The first Hong Kong Total Diet Study (1st HKTDS) commenced in 2010 with the aim to estimate dietary exposures of the Hong Kong population and assess any associated health risks. This article serves as a summary to report findings on mineral consumption released in December 2014.
The study by Hong Kong Centre for Food Safety estimated dietary exposure of minerals in the Hong Kong general adult population (aged 20-84) by food sampling, laboratory analysis and looking at population based food consumption data. Any associated health risks were then assessed. The scope of research included 13 minerals, namely boron, calcium, cobalt, copper, iron, magnesium, manganese, molybdenum, phosphorus, potassium, selenium, sodium and zinc.
Key findings include the following:
The dietary intakes of calcium, iron and potassium were inadequate when compared to recommended intakes and may impose certain health risks
Calcium: The dietary intake of more than 90% of the adult population was below the recommended nutrient intake (RNI) established by World Health Organization (WHO). Advice to public is to increase dietary intake of calcium from dairy products, beans and dark green vegetables to prevent an increased risk of osteoporosis.
Potassium: The dietary intake of about 60% of the population was below the recommended adequate intake (AI) established by the Chinese Nutrition Society (CNS) i.e. 2 g/day. Deficiency can cause conditions such as irregular heart rhythm, muscle weakness and irritability.
·Iron: More than 80% of the population was below RNI established by CNS i.e. 12 mg/day for male, 20 mg/day for female aged between 18-49 and 12 mg/day for female aged 50 and above.
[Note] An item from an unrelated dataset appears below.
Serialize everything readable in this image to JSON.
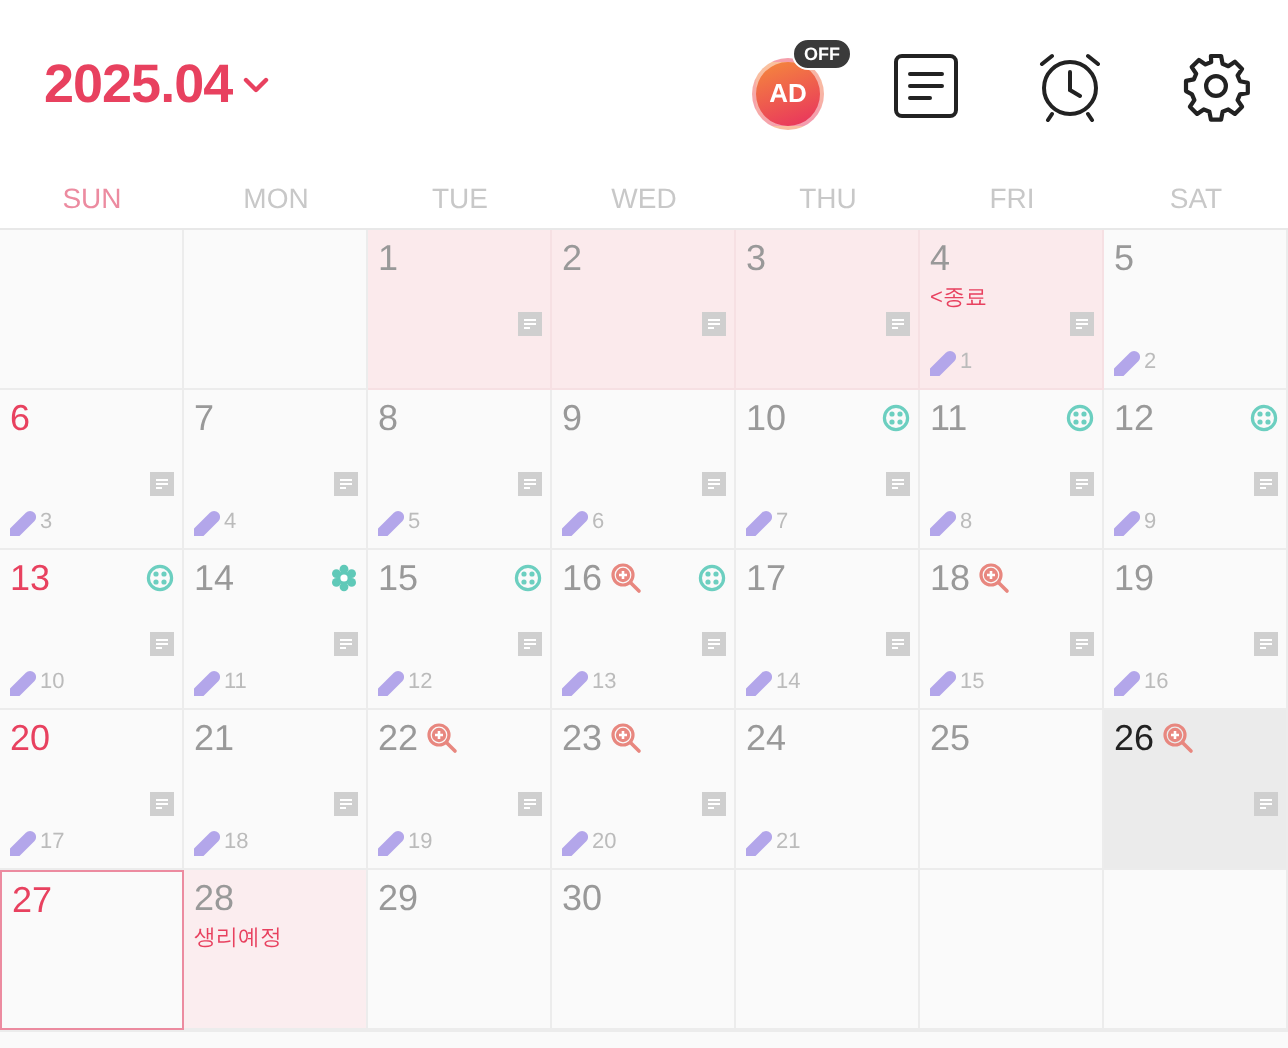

Inadequate iron may pose health risks such as anaemia and reduced immune function; young women and pregnant women are particularly more vulnerable.\
The dietary intake of sodium was in excess (>60% of population) compared to the recommended 2 g/day by WHO and may increase risk of coronary heart disease.
Dietary intakes of copper, magnesium, manganese, molybdenum and phosphorus of more than 20% of the adult population were inadequate. However, development of adverse health effects due to deficiency from these five minerals is uncommon.
Dietary intakes of cobalt, boron, selenium and zinc were within recommendations.
Implications – reinforcing the concept and Hong Kong dietitians’ continued actions:
Recommend balanced diets that help to offer a complete range of nutrients
To improve calcium intake, recommend consuming low fat dairy, beans and dark green vegetables; increase vitamin D intake and synthesis by more exposure to sunlight to increase calcium absorption; decrease inhibition on calcium absorption by consuming less caffeine and alcohol.
Increase dietary intake of iron by recommending more dark green vegetables, beans and nuts, and lean meat; highlight vitamin C which will increase absorption of plant source iron.
Recommend vegetables, fruits, beans and nuts that are rich in potassium to increase dietary intake.
Reduce dietary intake of sodium by reducing the use of condiments and sauces such as salt, soy sauce and oyster sauce, which are all extremely common in Chinese cooking; order food with less salt when eating out; choose prepackaged food with low sodium content by reading nutrition labels.
More information on the full report can be found on the CFS website:
Hong Kong Dietitians Association